Sep 30, 2006
Occupation:
computer programmer
Location:
MN, USA
They could make LED's so that they fail.

I worked with a large company that had a large number(think millions) of units fail due to the (AlGaAs) LED's failing from a defect after about a year of use.

Interestingly the failure rate was based on time and not usage due to the way the defect would grow across the die.

I've also heard about how the really high power LED's have a faster burn out rate. At the high power levels they have the same problems that most other light types have in terms of "Thermal cycling" and "Oxygen corrosion".

I believe that the trade-offs will put the cheep LED's in the 10,000 hours range.

Edit:
The big improvement with LED's will be the ability to turn on and off the lights faster.

I wonder how well W-mart's T9 lights with motion sensors that in there frozen foods isle will last?

Last edited: Dec 22, 2007
13. ### alternetyLike an engineer

Joined:
Apr 2, 2006
Location:
Washington
There are indeed some LEDs that have exceeded the efficiency of CFLs. I am not sure they are in volume production or still being developed.

The difficulty with LEDs for general lighting is the dissipation of heat.

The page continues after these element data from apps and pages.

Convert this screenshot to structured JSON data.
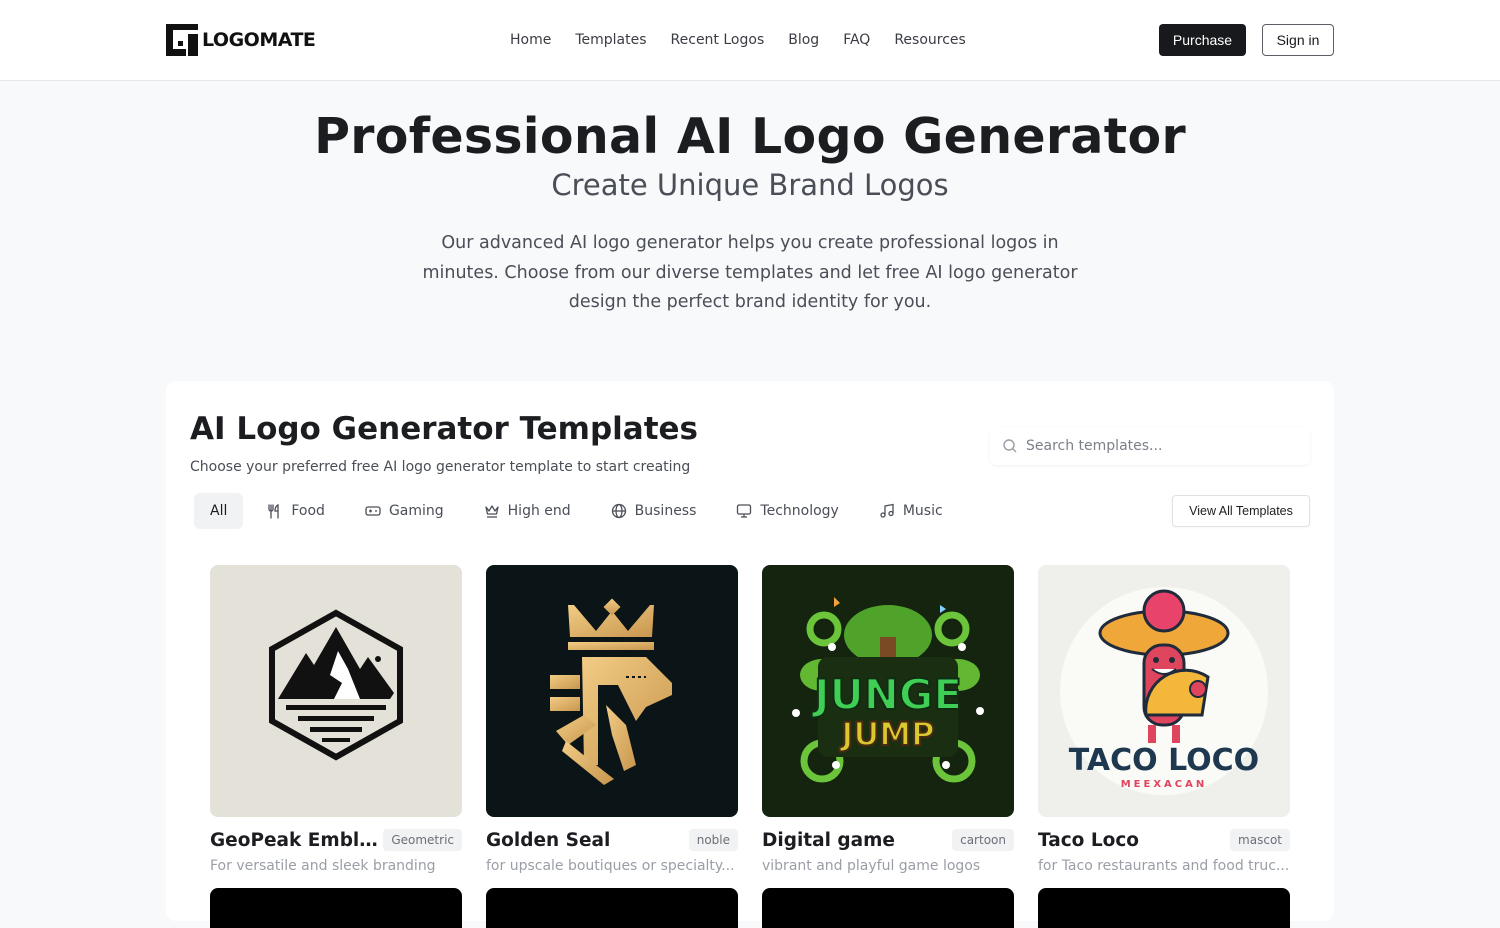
{
  "header": {
    "logo_text": "LOGOMATE",
    "nav": [
      "Home",
      "Templates",
      "Recent Logos",
      "Blog",
      "FAQ",
      "Resources"
    ],
    "purchase_label": "Purchase",
    "signin_label": "Sign in"
  },
  "hero": {
    "title": "Professional AI Logo Generator",
    "subtitle": "Create Unique Brand Logos",
    "description": "Our advanced AI logo generator helps you create professional logos in minutes. Choose from our diverse templates and let free AI logo generator design the perfect brand identity for you."
  },
  "templates": {
    "title": "AI Logo Generator Templates",
    "subtitle": "Choose your preferred free AI logo generator template to start creating",
    "search_placeholder": "Search templates...",
    "view_all_label": "View All Templates",
    "filters": [
      {
        "label": "All",
        "icon": "none",
        "active": true
      },
      {
        "label": "Food",
        "icon": "utensils-icon"
      },
      {
        "label": "Gaming",
        "icon": "gamepad-icon"
      },
      {
        "label": "High end",
        "icon": "crown-icon"
      },
      {
        "label": "Business",
        "icon": "globe-icon"
      },
      {
        "label": "Technology",
        "icon": "monitor-icon"
      },
      {
        "label": "Music",
        "icon": "music-icon"
      }
    ],
    "cards": [
      {
        "title": "GeoPeak Embl...",
        "tag": "Geometric",
        "desc": "For versatile and sleek branding",
        "image": "mountain-hexagon-emblem"
      },
      {
        "title": "Golden Seal",
        "tag": "noble",
        "desc": "for upscale boutiques or specialty...",
        "image": "golden-lion-crown"
      },
      {
        "title": "Digital game",
        "tag": "cartoon",
        "desc": "vibrant and playful game logos",
        "image": "jungle-jump-game-logo",
        "image_text": [
          "JUNGE",
          "JUMP"
        ]
      },
      {
        "title": "Taco Loco",
        "tag": "mascot",
        "desc": "for Taco restaurants and food truc...",
        "image": "taco-mascot-sombrero",
        "image_text": [
          "TACO LOCO",
          "MEEXACAN"
        ]
      }
    ]
  },
  "colors": {
    "primary": "#18191c",
    "background": "#f8f9fb",
    "muted_text": "#9a9ea6"
  }
}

Unlike most of the other technologies, the waste heat is almost a "point source", and needs effective cooling. When junction temperatures go up, lifetime goes down (or it melts). Put a bunch of 5W LEDs in a cluster to get usable room lighting and cooling gets tricky.

A CFL using 15 watts and yielding an incandescent equivalent of 60 watts is probably marked to not use it in ceiling cans. Look at the total area of the ceramic base (where the electronics live) and the bulb surface area. This is the area available to dissipate heat. Make this a multi die LED source and you have about 1 sq inch. And the point loads where the diode are actually mounted has quite a bit higher thermal density. The bulb has all that dissipation area and the LED has a square inch or so, before the addition of heatsink/dissapation mechanisms. Heat sinking adds to the cost of an LED and makes it more difficult to use existing light bulb form factors.

One thing that will help is the acceptance of new form factors for bulbs. But retrofitting the 7.6235 gazillion (yes that is an exact number and the result of massive research) existing sockets will slow overall installations.

There are some competing technologies (there is some sort of radio frequency excited bulb as I recollect), but solid state would seem to be the future. And it is advancing fairly rapidly.